DATA TO EXAMINE Start Marker

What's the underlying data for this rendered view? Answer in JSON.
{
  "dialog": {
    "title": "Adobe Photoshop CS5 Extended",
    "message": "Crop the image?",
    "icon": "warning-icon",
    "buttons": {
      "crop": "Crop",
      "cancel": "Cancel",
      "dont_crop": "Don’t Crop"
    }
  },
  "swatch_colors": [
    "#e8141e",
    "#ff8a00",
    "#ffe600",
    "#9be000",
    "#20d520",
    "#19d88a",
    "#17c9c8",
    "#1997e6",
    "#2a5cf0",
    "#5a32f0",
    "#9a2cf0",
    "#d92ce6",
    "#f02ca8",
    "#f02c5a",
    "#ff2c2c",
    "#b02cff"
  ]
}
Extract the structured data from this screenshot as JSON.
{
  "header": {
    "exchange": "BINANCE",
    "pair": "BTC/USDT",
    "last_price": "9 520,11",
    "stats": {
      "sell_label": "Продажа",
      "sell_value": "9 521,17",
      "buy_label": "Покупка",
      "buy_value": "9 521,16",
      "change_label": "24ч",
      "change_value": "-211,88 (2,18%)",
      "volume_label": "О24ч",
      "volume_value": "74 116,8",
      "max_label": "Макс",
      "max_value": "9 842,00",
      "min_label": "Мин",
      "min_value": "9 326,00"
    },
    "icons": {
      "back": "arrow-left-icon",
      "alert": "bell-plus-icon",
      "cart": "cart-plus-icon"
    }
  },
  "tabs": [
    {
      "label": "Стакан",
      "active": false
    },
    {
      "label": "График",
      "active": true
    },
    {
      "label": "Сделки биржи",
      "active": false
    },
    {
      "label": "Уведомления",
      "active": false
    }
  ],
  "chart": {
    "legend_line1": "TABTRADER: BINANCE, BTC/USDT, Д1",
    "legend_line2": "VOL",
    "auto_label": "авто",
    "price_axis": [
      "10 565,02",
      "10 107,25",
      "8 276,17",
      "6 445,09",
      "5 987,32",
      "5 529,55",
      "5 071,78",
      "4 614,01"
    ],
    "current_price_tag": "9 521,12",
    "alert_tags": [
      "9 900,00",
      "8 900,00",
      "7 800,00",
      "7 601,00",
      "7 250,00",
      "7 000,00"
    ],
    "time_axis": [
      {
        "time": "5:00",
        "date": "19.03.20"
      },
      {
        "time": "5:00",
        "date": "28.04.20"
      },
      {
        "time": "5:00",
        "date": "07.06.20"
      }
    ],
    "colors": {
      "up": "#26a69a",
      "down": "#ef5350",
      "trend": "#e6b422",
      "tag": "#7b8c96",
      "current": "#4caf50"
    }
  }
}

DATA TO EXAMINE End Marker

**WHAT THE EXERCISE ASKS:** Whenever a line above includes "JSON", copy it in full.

**ANSWER AREA:**
What's the underlying data for this rendered view? Answer in JSON.
Extract the structured data from this screenshot as JSON.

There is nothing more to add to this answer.